Gov’t-approved incentives for shipping companies revealed
Incentives to shipping companies revealed: Shipping companies will receive discounts of up to 45% on shipping fees as part of a package of new incentives approved by cabinet last week, Al Mal reports. The government will also waive guidance, lighthouse, and docking fees for three years as of September. Ships passing through the Suez Canal on a one-time basis will not benefit from the waiver but will pay lighthouse fees at a 25% discount. The package of incentives also includes:
- Cutting lighthouse services fees by 10% for ships passing through one port other than the Suez Canal and 20% for ships passing through two or more other ports;
- Extending licenses for shipping and logistics companies to 10-15 years, up from five years with the option to renew for the same period;
- Extending storage licenses to 10 years from five years, with a renewal option;
- Cutting by half insurance fees for license owners to EGP 5k (to be paid in cash or through letters of credit), down from EGP 10k;
- Cutting license fees for marine procurement to EGP 1k, down from EGP 3k;
- Slashing by half fees for supply vessels by half;
- Reducing fees for ship waste purchasers to EGP 1k per year, down from EGP 10k;
- Scrapping a requirement to transfer the ownership of facilities built at ports to the Ports Authority after 7-10 years on the expense of license holders, leaving the timeframe dependent on how much a company has invested and a decision from the relevant authority based on feasibility studies;
- Scrapping a previous requirement for Egyptian shareholders to own at least 51% of shipping companies.

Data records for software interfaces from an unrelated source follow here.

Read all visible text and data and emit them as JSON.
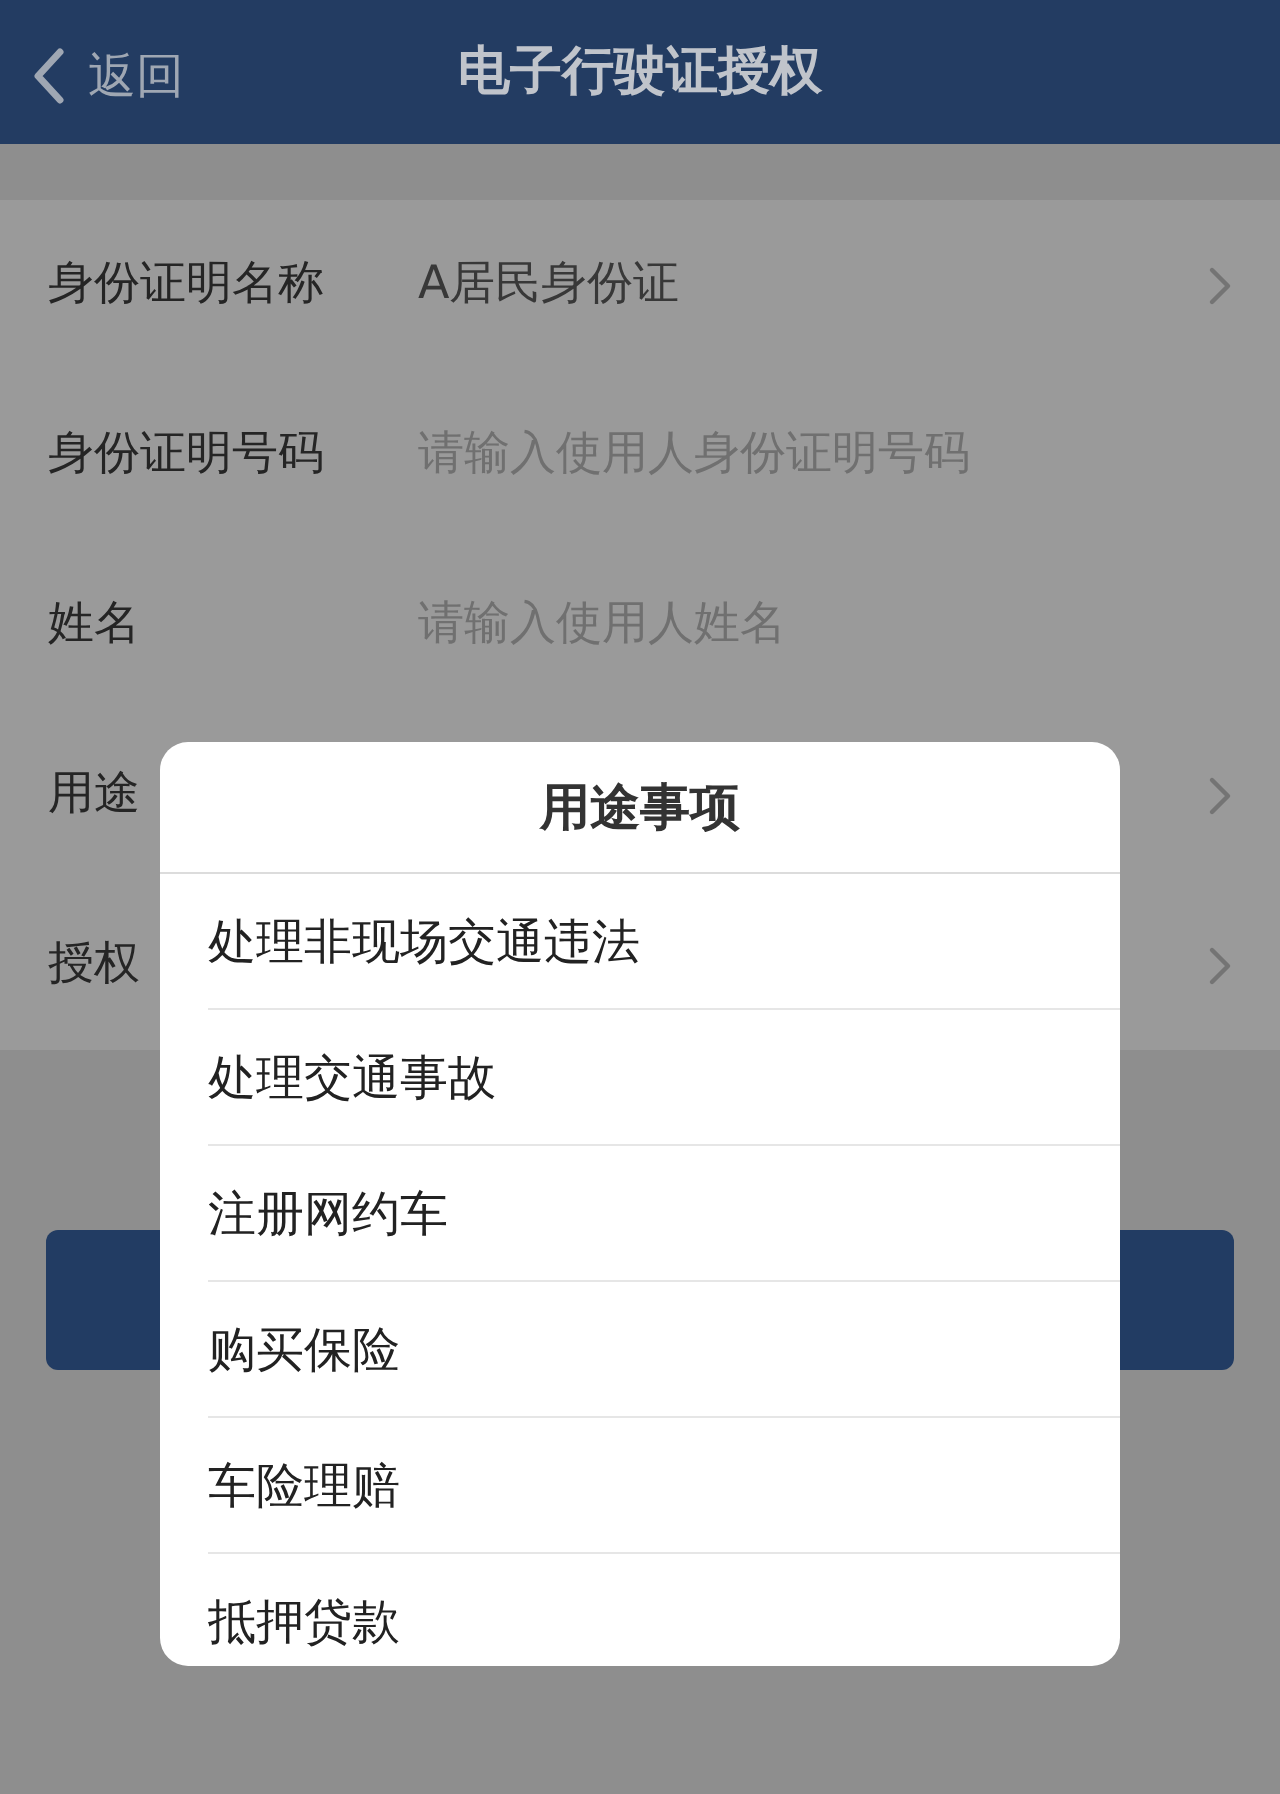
{
  "header": {
    "back_label": "返回",
    "title": "电子行驶证授权"
  },
  "form": [
    {
      "label": "身份证明名称",
      "kind": "select",
      "value": "A居民身份证"
    },
    {
      "label": "身份证明号码",
      "kind": "input",
      "placeholder": "请输入使用人身份证明号码"
    },
    {
      "label": "姓名",
      "kind": "input",
      "placeholder": "请输入使用人姓名"
    },
    {
      "label": "用途",
      "kind": "select"
    },
    {
      "label": "授权",
      "kind": "select"
    }
  ],
  "dialog": {
    "title": "用途事项",
    "items": [
      "处理非现场交通违法",
      "处理交通事故",
      "注册网约车",
      "购买保险",
      "车险理赔",
      "抵押贷款"
    ]
  }
}
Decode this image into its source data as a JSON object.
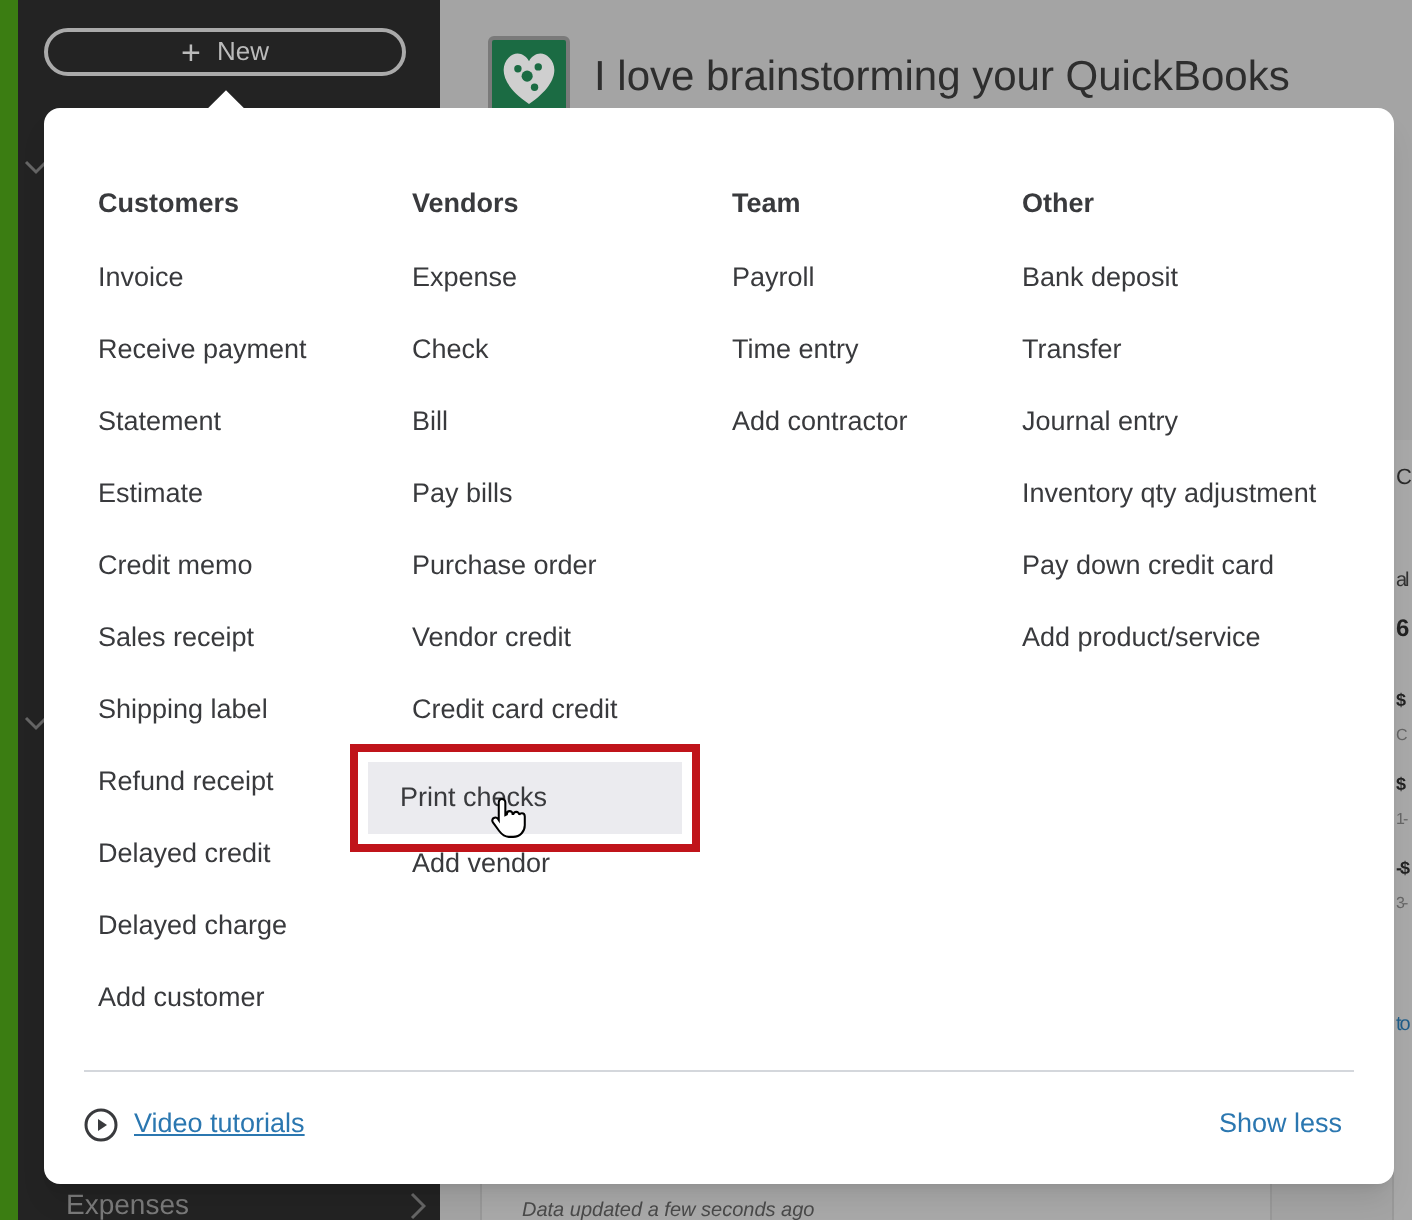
{
  "sidebar": {
    "new_button": {
      "icon": "+",
      "label": "New"
    },
    "items": [
      {
        "label": "Expenses"
      }
    ]
  },
  "header": {
    "title": "I love brainstorming your QuickBooks"
  },
  "background": {
    "card_note": "Data updated a few seconds ago",
    "right_fragments": [
      {
        "kind": "heading",
        "text": "C"
      },
      {
        "kind": "label",
        "text": "al"
      },
      {
        "kind": "big",
        "text": "6"
      },
      {
        "kind": "amount",
        "text": "$"
      },
      {
        "kind": "small",
        "text": "C"
      },
      {
        "kind": "amount",
        "text": "$"
      },
      {
        "kind": "small",
        "text": "1-"
      },
      {
        "kind": "amount",
        "text": "-$"
      },
      {
        "kind": "small",
        "text": "3-"
      },
      {
        "kind": "link",
        "text": "to"
      }
    ]
  },
  "menu": {
    "columns": [
      {
        "heading": "Customers",
        "items": [
          {
            "label": "Invoice",
            "selected": false
          },
          {
            "label": "Receive payment",
            "selected": false
          },
          {
            "label": "Statement",
            "selected": false
          },
          {
            "label": "Estimate",
            "selected": false
          },
          {
            "label": "Credit memo",
            "selected": false
          },
          {
            "label": "Sales receipt",
            "selected": false
          },
          {
            "label": "Shipping label",
            "selected": false
          },
          {
            "label": "Refund receipt",
            "selected": false
          },
          {
            "label": "Delayed credit",
            "selected": false
          },
          {
            "label": "Delayed charge",
            "selected": false
          },
          {
            "label": "Add customer",
            "selected": false
          }
        ]
      },
      {
        "heading": "Vendors",
        "items": [
          {
            "label": "Expense",
            "selected": false
          },
          {
            "label": "Check",
            "selected": false
          },
          {
            "label": "Bill",
            "selected": false
          },
          {
            "label": "Pay bills",
            "selected": false
          },
          {
            "label": "Purchase order",
            "selected": false
          },
          {
            "label": "Vendor credit",
            "selected": false
          },
          {
            "label": "Credit card credit",
            "selected": false
          },
          {
            "label": "Print checks",
            "selected": true
          },
          {
            "label": "Add vendor",
            "selected": false
          }
        ]
      },
      {
        "heading": "Team",
        "items": [
          {
            "label": "Payroll",
            "selected": false
          },
          {
            "label": "Time entry",
            "selected": false
          },
          {
            "label": "Add contractor",
            "selected": false
          }
        ]
      },
      {
        "heading": "Other",
        "items": [
          {
            "label": "Bank deposit",
            "selected": false
          },
          {
            "label": "Transfer",
            "selected": false
          },
          {
            "label": "Journal entry",
            "selected": false
          },
          {
            "label": "Inventory qty adjustment",
            "selected": false
          },
          {
            "label": "Pay down credit card",
            "selected": false
          },
          {
            "label": "Add product/service",
            "selected": false
          }
        ]
      }
    ],
    "footer": {
      "tutorials_link": "Video tutorials",
      "toggle": "Show less"
    }
  }
}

Background: Shipping lines that had withdrawn from East Port Said Port since 2017 asked earlier this year for a new fixed-fees system for 3-5 years to compete with alternative ports. Suez Canal Container Terminal (SCCT), which is majority-owned by Maersk subsidiary APM Terminals, has been making losses of USD 1 mn a month since the beginning of the year as it struggles to compete with cheaper alternatives, including Greece’s Port of Piraeus whose fees are 60% cheaper. SCCT’s profits were halved last year, forcing the company to lay-off 400 employees, Christensen said. Sixteen major shipping lines have stopped docking at the port due to the high fees.